@BobTabor: BTW, it takes about 14hrs to go through it all (with some replays and breaks)... I started at 8am and ended after 10pm. Only had a short lunch and dinner and took a few phone calls -- so all-in-all, about 11-12hrs of training.
Just watched all 34 episodes back-to-back. (Power was out in the office so I thought I'd make the most of the day).
Wow, what a great series. I'm a Win32 C++ guy, with little UI or C# experience, and I followed along easily with all the concepts Bob presented. I'm enthused to write my own app now - just need an idea... Maybe something to do with my series "Defrag Tools"? Tip of the day/week perhaps?
On Defrag Tools, we're being more generic than Brad's series and are talking about the basic commands and the underlying OS constructs you need to know about. We'll defer to Brad's series for specific (deep) managed code debugging tips. We will and do cover the basics (next week is all about getting SOS loaded - for example) of managed debugging.
This is a show for you - steer us in the direction you want us to go... If you want more than 10 episodes on WinDbg, tell us that and we'll hold off transitioning to xperf and will keep on producing windbg content for you. Chad and I both train the user and kernel mode courses within Microsoft and can easily continue to dive deeper and wider - from the physical hardware, up through kernel mode, through user mode and up in to high constructs like managed and WinRT application code.
@James: we have 5 in the bag and still at least 3 more to tape to just cover the basics. I expect another 5-10 after that on advanced stuff.
The main issue with reducing the courses down to a show format is the inability to interact with the students. When we get in to some particular concepts (breakpoints come to mind), we'll provide examples that you can (and should) repeat at home - as showing it once won't suffice.
The other struggle for Chad and I is doing all of the debugging with public symbols and extensions - we have internal tools that rely on private symbols that get us to root cause within seconds (this is how OCA and WER scale). Its a training exercise for us too to do it the public way!
Next week is loading SOS, then there are 2 on kernel, then 3 on useful commands.
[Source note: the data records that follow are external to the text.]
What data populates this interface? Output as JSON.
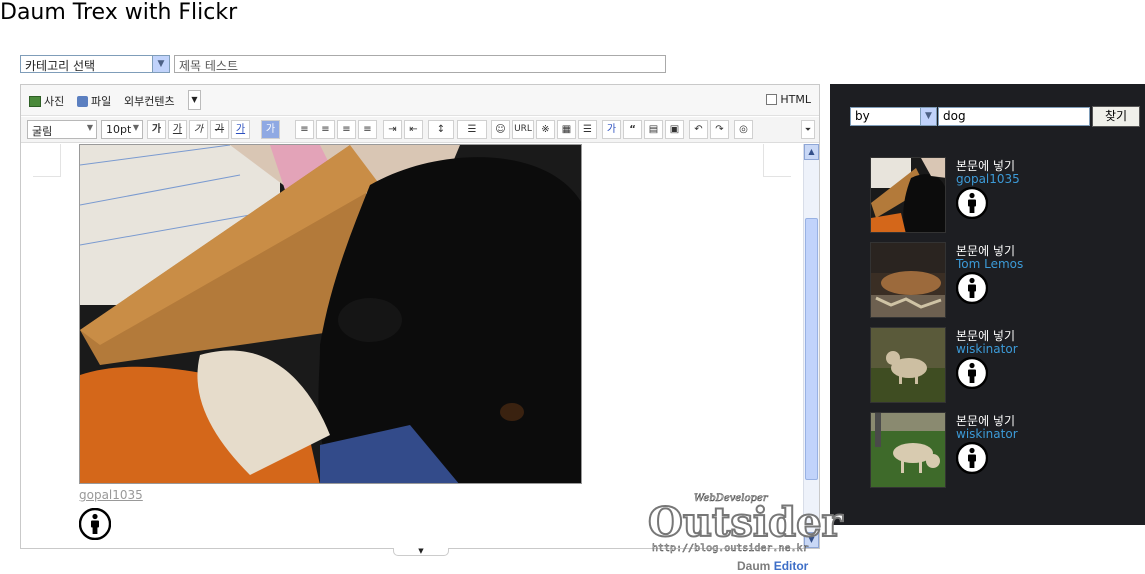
{
  "page": {
    "title": "Daum Trex with Flickr"
  },
  "form": {
    "category_select": "카테고리 선택",
    "title_input": "제목 테스트"
  },
  "toolbar1": {
    "photo_label": "사진",
    "file_label": "파일",
    "external_label": "외부컨텐츠",
    "html_label": "HTML"
  },
  "toolbar2": {
    "font_family": "굴림",
    "font_size": "10pt",
    "bold_glyph": "가",
    "underline_glyph": "가",
    "italic_glyph": "가",
    "strike_glyph": "가",
    "fontcolor_glyph": "가",
    "bgcolor_glyph": "가",
    "url_label": "URL",
    "special_char": "※",
    "quote_glyph": "“",
    "bg_glyph": "가"
  },
  "editor": {
    "photo_credit": "gopal1035"
  },
  "flickr": {
    "search_by": "by",
    "search_query": "dog",
    "search_button": "찾기",
    "results": [
      {
        "insert_label": "본문에 넣기",
        "author": "gopal1035"
      },
      {
        "insert_label": "본문에 넣기",
        "author": "Tom Lemos"
      },
      {
        "insert_label": "본문에 넣기",
        "author": "wiskinator"
      },
      {
        "insert_label": "본문에 넣기",
        "author": "wiskinator"
      }
    ]
  },
  "watermark": {
    "top_text": "WebDeveloper",
    "main_text": "Outsider",
    "url_text": "http://blog.outsider.ne.kr"
  },
  "footer": {
    "daum": "Daum",
    "editor": "Editor"
  }
}
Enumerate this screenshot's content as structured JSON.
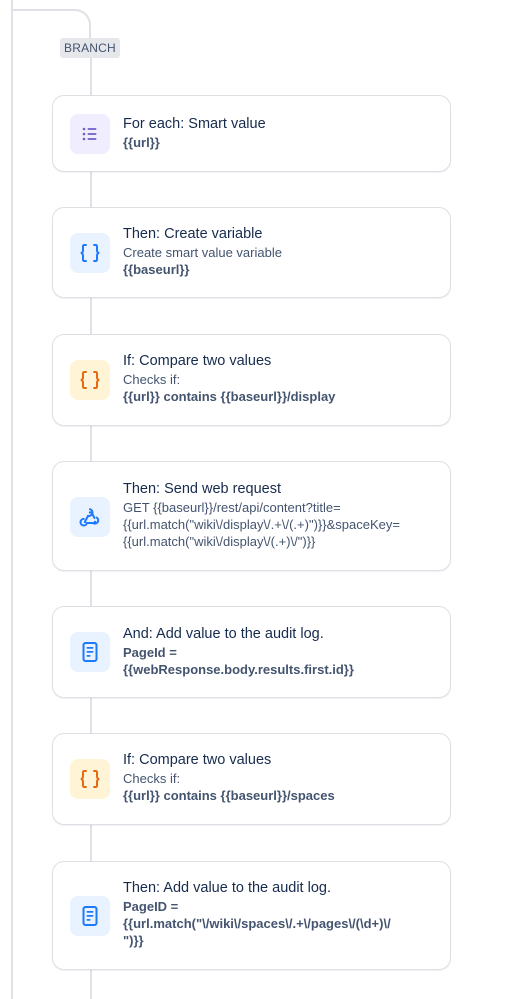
{
  "branch": {
    "label": "BRANCH"
  },
  "steps": [
    {
      "title": "For each: Smart value",
      "value": "{{url}}",
      "icon": "list-icon",
      "color": "#6e5dc6"
    },
    {
      "title": "Then: Create variable",
      "description": "Create smart value variable",
      "value": "{{baseurl}}",
      "icon": "curly-braces-icon",
      "color": "#1d7afc"
    },
    {
      "title": "If: Compare two values",
      "description": "Checks if:",
      "value": "{{url}} contains {{baseurl}}/display",
      "icon": "curly-braces-icon",
      "color": "#e56910"
    },
    {
      "title": "Then: Send web request",
      "line1": "GET {{baseurl}}/rest/api/content?title=",
      "line2": "{{url.match(\"wiki\\/display\\/.+\\/(.+)\")}}&spaceKey=",
      "line3": "{{url.match(\"wiki\\/display\\/(.+)\\/\")}}",
      "icon": "webhook-icon",
      "color": "#1d7afc"
    },
    {
      "title": "And: Add value to the audit log.",
      "value1": "PageId =",
      "value2": "{{webResponse.body.results.first.id}}",
      "icon": "document-icon",
      "color": "#1d7afc"
    },
    {
      "title": "If: Compare two values",
      "description": "Checks if:",
      "value": "{{url}} contains {{baseurl}}/spaces",
      "icon": "curly-braces-icon",
      "color": "#e56910"
    },
    {
      "title": "Then: Add value to the audit log.",
      "value1": "PageID =",
      "value2": "{{url.match(\"\\/wiki\\/spaces\\/.+\\/pages\\/(\\d+)\\/",
      "value3": "\")}}",
      "icon": "document-icon",
      "color": "#1d7afc"
    }
  ]
}
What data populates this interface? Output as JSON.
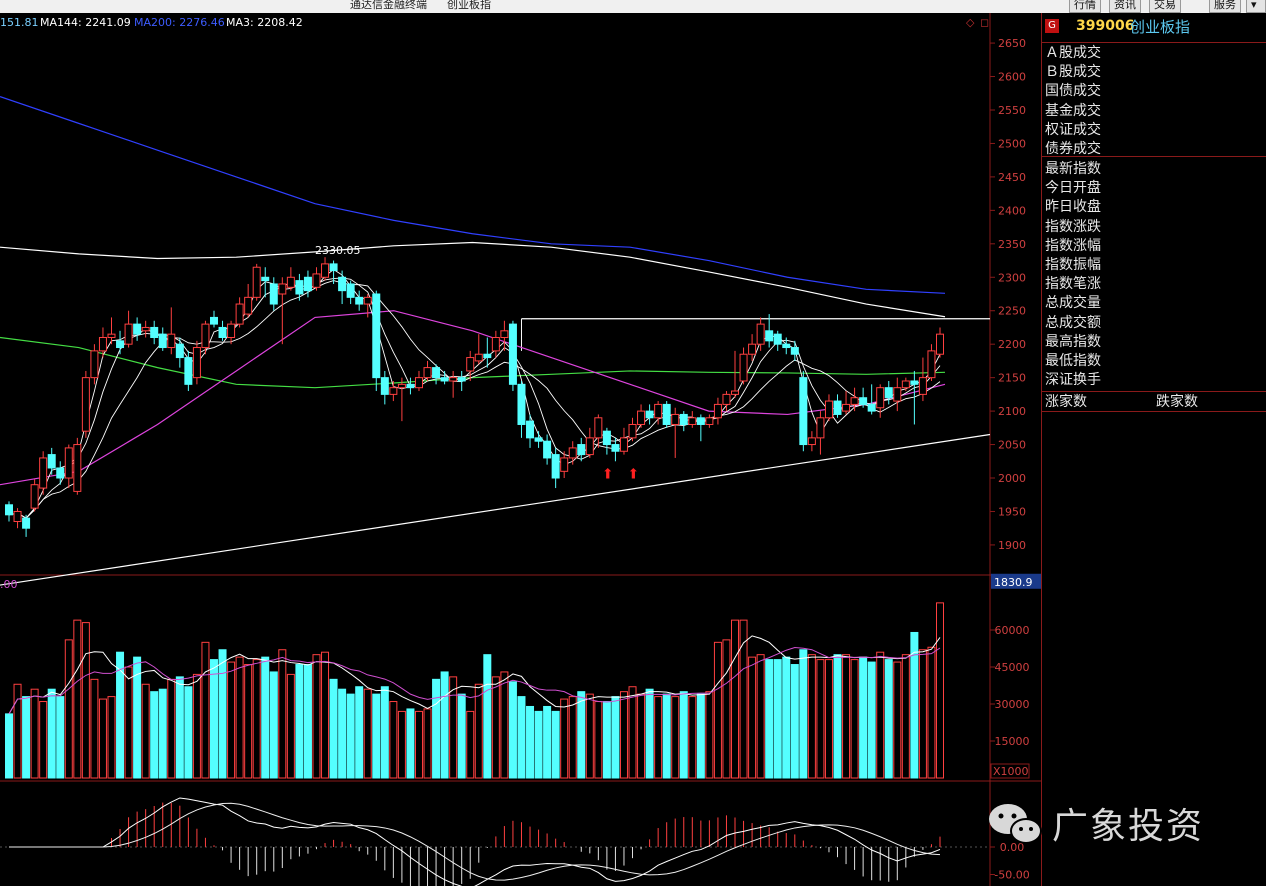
{
  "window": {
    "title_left": "通达信金融终端",
    "title_right": "创业板指",
    "buttons": [
      "行情",
      "资讯",
      "交易",
      "服务"
    ]
  },
  "legend": {
    "items": [
      {
        "text": "151.81",
        "color": "#7ad0ff"
      },
      {
        "text": "MA144: 2241.09",
        "color": "#ffffff"
      },
      {
        "text": "MA200: 2276.46",
        "color": "#3d5cff"
      },
      {
        "text": "MA3: 2208.42",
        "color": "#ffffff"
      }
    ]
  },
  "info_panel": {
    "badge": "G",
    "code": "399006",
    "name": "创业板指",
    "group1": [
      "Ａ股成交",
      "Ｂ股成交",
      "国债成交",
      "基金成交",
      "权证成交",
      "债券成交"
    ],
    "group2": [
      "最新指数",
      "今日开盘",
      "昨日收盘",
      "指数涨跌",
      "指数涨幅",
      "指数振幅",
      "指数笔涨",
      "总成交量",
      "总成交额",
      "最高指数",
      "最低指数",
      "深证换手"
    ],
    "advance_label": "涨家数",
    "decline_label": "跌家数"
  },
  "watermark": {
    "text": "广象投资",
    "icon": "wechat-icon"
  },
  "chart_data": [
    {
      "type": "candlestick",
      "panel": "price",
      "y_ticks": [
        1900,
        1950,
        2000,
        2050,
        2100,
        2150,
        2200,
        2250,
        2300,
        2350,
        2400,
        2450,
        2500,
        2550,
        2600,
        2650
      ],
      "ylim": [
        1870,
        2680
      ],
      "low_marker": "1830.9",
      "high_annotation": "2330.05",
      "candles": [
        [
          1960,
          1945,
          1965,
          1935
        ],
        [
          1935,
          1950,
          1955,
          1925
        ],
        [
          1940,
          1925,
          1945,
          1912
        ],
        [
          1955,
          1990,
          1998,
          1950
        ],
        [
          1985,
          2030,
          2040,
          1975
        ],
        [
          2035,
          2015,
          2045,
          2005
        ],
        [
          2015,
          2000,
          2025,
          1990
        ],
        [
          2000,
          2045,
          2050,
          1985
        ],
        [
          1980,
          2050,
          2060,
          1975
        ],
        [
          2070,
          2150,
          2160,
          2060
        ],
        [
          2150,
          2190,
          2200,
          2140
        ],
        [
          2190,
          2210,
          2225,
          2180
        ],
        [
          2210,
          2215,
          2240,
          2200
        ],
        [
          2205,
          2195,
          2220,
          2185
        ],
        [
          2200,
          2230,
          2250,
          2195
        ],
        [
          2230,
          2215,
          2240,
          2205
        ],
        [
          2220,
          2225,
          2235,
          2210
        ],
        [
          2225,
          2210,
          2235,
          2200
        ],
        [
          2215,
          2195,
          2225,
          2190
        ],
        [
          2195,
          2215,
          2255,
          2185
        ],
        [
          2200,
          2180,
          2210,
          2165
        ],
        [
          2180,
          2140,
          2190,
          2130
        ],
        [
          2150,
          2195,
          2205,
          2140
        ],
        [
          2195,
          2230,
          2235,
          2185
        ],
        [
          2240,
          2230,
          2250,
          2225
        ],
        [
          2225,
          2210,
          2235,
          2205
        ],
        [
          2210,
          2230,
          2235,
          2200
        ],
        [
          2230,
          2260,
          2270,
          2225
        ],
        [
          2245,
          2270,
          2290,
          2240
        ],
        [
          2270,
          2315,
          2320,
          2265
        ],
        [
          2300,
          2295,
          2315,
          2270
        ],
        [
          2290,
          2260,
          2300,
          2250
        ],
        [
          2275,
          2290,
          2300,
          2200
        ],
        [
          2285,
          2300,
          2315,
          2280
        ],
        [
          2295,
          2275,
          2305,
          2265
        ],
        [
          2300,
          2280,
          2310,
          2270
        ],
        [
          2285,
          2305,
          2315,
          2280
        ],
        [
          2300,
          2320,
          2330,
          2295
        ],
        [
          2320,
          2310,
          2325,
          2290
        ],
        [
          2300,
          2280,
          2310,
          2260
        ],
        [
          2290,
          2270,
          2295,
          2260
        ],
        [
          2270,
          2260,
          2280,
          2250
        ],
        [
          2260,
          2270,
          2275,
          2240
        ],
        [
          2275,
          2150,
          2280,
          2130
        ],
        [
          2150,
          2125,
          2160,
          2110
        ],
        [
          2125,
          2135,
          2145,
          2115
        ],
        [
          2135,
          2140,
          2150,
          2085
        ],
        [
          2140,
          2135,
          2150,
          2125
        ],
        [
          2135,
          2150,
          2160,
          2130
        ],
        [
          2150,
          2165,
          2175,
          2145
        ],
        [
          2165,
          2150,
          2170,
          2140
        ],
        [
          2150,
          2145,
          2160,
          2140
        ],
        [
          2145,
          2150,
          2160,
          2120
        ],
        [
          2150,
          2145,
          2160,
          2130
        ],
        [
          2160,
          2180,
          2190,
          2145
        ],
        [
          2175,
          2185,
          2215,
          2170
        ],
        [
          2185,
          2180,
          2210,
          2165
        ],
        [
          2190,
          2210,
          2220,
          2180
        ],
        [
          2210,
          2220,
          2235,
          2190
        ],
        [
          2230,
          2140,
          2235,
          2130
        ],
        [
          2140,
          2080,
          2145,
          2060
        ],
        [
          2085,
          2060,
          2095,
          2045
        ],
        [
          2060,
          2055,
          2070,
          2045
        ],
        [
          2055,
          2030,
          2065,
          2020
        ],
        [
          2035,
          2000,
          2045,
          1985
        ],
        [
          2010,
          2030,
          2040,
          2000
        ],
        [
          2030,
          2045,
          2055,
          2020
        ],
        [
          2050,
          2035,
          2060,
          2025
        ],
        [
          2035,
          2060,
          2075,
          2030
        ],
        [
          2060,
          2090,
          2095,
          2045
        ],
        [
          2070,
          2050,
          2075,
          2035
        ],
        [
          2050,
          2040,
          2060,
          2025
        ],
        [
          2040,
          2060,
          2075,
          2035
        ],
        [
          2060,
          2080,
          2090,
          2055
        ],
        [
          2080,
          2100,
          2110,
          2075
        ],
        [
          2100,
          2090,
          2110,
          2080
        ],
        [
          2090,
          2110,
          2115,
          2080
        ],
        [
          2110,
          2080,
          2115,
          2075
        ],
        [
          2080,
          2095,
          2105,
          2030
        ],
        [
          2095,
          2080,
          2100,
          2070
        ],
        [
          2080,
          2090,
          2100,
          2075
        ],
        [
          2090,
          2080,
          2095,
          2055
        ],
        [
          2080,
          2090,
          2095,
          2075
        ],
        [
          2090,
          2110,
          2120,
          2080
        ],
        [
          2110,
          2125,
          2130,
          2100
        ],
        [
          2125,
          2130,
          2190,
          2120
        ],
        [
          2145,
          2185,
          2195,
          2140
        ],
        [
          2185,
          2200,
          2215,
          2175
        ],
        [
          2200,
          2230,
          2240,
          2190
        ],
        [
          2220,
          2205,
          2245,
          2195
        ],
        [
          2215,
          2200,
          2220,
          2190
        ],
        [
          2200,
          2195,
          2210,
          2185
        ],
        [
          2195,
          2185,
          2205,
          2175
        ],
        [
          2150,
          2050,
          2160,
          2040
        ],
        [
          2050,
          2060,
          2070,
          2040
        ],
        [
          2060,
          2090,
          2100,
          2035
        ],
        [
          2090,
          2115,
          2125,
          2085
        ],
        [
          2115,
          2095,
          2125,
          2090
        ],
        [
          2100,
          2110,
          2130,
          2095
        ],
        [
          2110,
          2120,
          2135,
          2100
        ],
        [
          2120,
          2110,
          2135,
          2105
        ],
        [
          2110,
          2100,
          2140,
          2095
        ],
        [
          2105,
          2135,
          2140,
          2090
        ],
        [
          2135,
          2120,
          2145,
          2110
        ],
        [
          2115,
          2135,
          2150,
          2100
        ],
        [
          2135,
          2145,
          2150,
          2130
        ],
        [
          2145,
          2140,
          2160,
          2080
        ],
        [
          2125,
          2150,
          2180,
          2115
        ],
        [
          2150,
          2190,
          2200,
          2145
        ],
        [
          2185,
          2215,
          2225,
          2180
        ]
      ],
      "lines": [
        {
          "name": "MA200",
          "color": "#3040ff",
          "values": [
            2570,
            2530,
            2490,
            2450,
            2410,
            2385,
            2365,
            2350,
            2345,
            2325,
            2300,
            2282,
            2276
          ]
        },
        {
          "name": "MA144",
          "color": "#ffffff",
          "values": [
            2345,
            2335,
            2328,
            2330,
            2338,
            2347,
            2352,
            2345,
            2330,
            2308,
            2285,
            2260,
            2241
          ]
        },
        {
          "name": "MA60",
          "color": "#44dd44",
          "values": [
            2210,
            2195,
            2165,
            2140,
            2135,
            2142,
            2150,
            2155,
            2160,
            2158,
            2157,
            2155,
            2158
          ]
        },
        {
          "name": "MA30",
          "color": "#dd44dd",
          "values": [
            1990,
            2010,
            2080,
            2160,
            2240,
            2250,
            2220,
            2180,
            2140,
            2100,
            2095,
            2110,
            2140
          ]
        }
      ],
      "trendlines": [
        {
          "name": "support",
          "from": [
            0,
            1840
          ],
          "to": [
            110,
            2065
          ]
        },
        {
          "name": "resistance",
          "from": [
            60,
            2238
          ],
          "to": [
            110,
            2238
          ]
        }
      ]
    },
    {
      "type": "bar",
      "panel": "volume",
      "unit": "X1000",
      "y_ticks": [
        15000,
        30000,
        45000,
        60000
      ],
      "ylim": [
        0,
        75000
      ],
      "values": [
        26000,
        38000,
        33000,
        36000,
        31000,
        36000,
        33000,
        56000,
        64000,
        63000,
        40000,
        32000,
        33000,
        51000,
        45000,
        49000,
        38000,
        35000,
        36000,
        40000,
        41000,
        37000,
        42000,
        55000,
        48000,
        52000,
        47000,
        49000,
        46000,
        48000,
        49000,
        43000,
        52000,
        42000,
        46000,
        46000,
        50000,
        51000,
        40000,
        36000,
        34000,
        37000,
        36000,
        34000,
        37000,
        31000,
        27000,
        28000,
        27000,
        28000,
        40000,
        43000,
        41000,
        34000,
        27000,
        38000,
        50000,
        41000,
        43000,
        39000,
        33000,
        29000,
        27000,
        29000,
        27000,
        32000,
        33000,
        35000,
        34000,
        31000,
        31000,
        33000,
        35000,
        37000,
        34000,
        36000,
        33000,
        34000,
        33000,
        35000,
        33000,
        34000,
        35000,
        55000,
        56000,
        64000,
        64000,
        49000,
        50000,
        48000,
        48000,
        49000,
        46000,
        52000,
        50000,
        48000,
        48000,
        50000,
        50000,
        48000,
        49000,
        47000,
        51000,
        48000,
        47000,
        50000,
        59000,
        52000,
        53000,
        71000
      ]
    },
    {
      "type": "bar",
      "panel": "macd",
      "y_ticks": [
        0.0,
        -50.0
      ],
      "tick_labels": [
        "0.00",
        "-50.00"
      ],
      "ylim": [
        -80,
        80
      ]
    }
  ]
}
Well then go on to scenario based episodes using advanced techniques.
Multi-process - will be sure to cover that .. It's not too hard if you use the right tool.
The content is hard - yep wrong word - it is just information overload as you say - and we plan to keep it that way abd never miss a deep dive in to a concept.
Once all this is done, we'll cover xperf - which is debatable more powerful than the debugger.
[Update: 2012-10-26: This is fixed in ProcDump v5.1]
Due to a bug in ProcDump v5.0, when using -x <folder> <appusermodeid>, some applications get "RPC server not available" exceptions and then fail. The workaround is to debug the package (not the app) and manually activate the application.
e.g. procdump.exe -ma -e 1 -f "" -x c:\dumps <packagename>
@dentaku: Windows Performance Toolkit is the answer. It records the function and duration of every DPC. You can get the win8 version in the ADK - it now has a UI application for the capture. Capture the box and then view the ETL file in wpa.exe.
@SteffenZeidler: each core has a thread for idle processing. These are represented by PID 0 (which doesn't really exist). The threads consume working set as the threads need to be paged in to work.
Process Explorer has history support. New history columns were added about a year ago. Instead of being numbers they are graphs. There is no explicit api that gives you the history. The closest thing is being an ETW consumer and polling the system with the tooltip32 API.
ProcDump is designed to not change the state of the target. If you wrote your own MiniDumpCallback DLL (-d <dll>) you might be able to force the flush of the ETW buffers - it'd only work if the target didn't needed to execute any of it's threads (as they will be all suspended).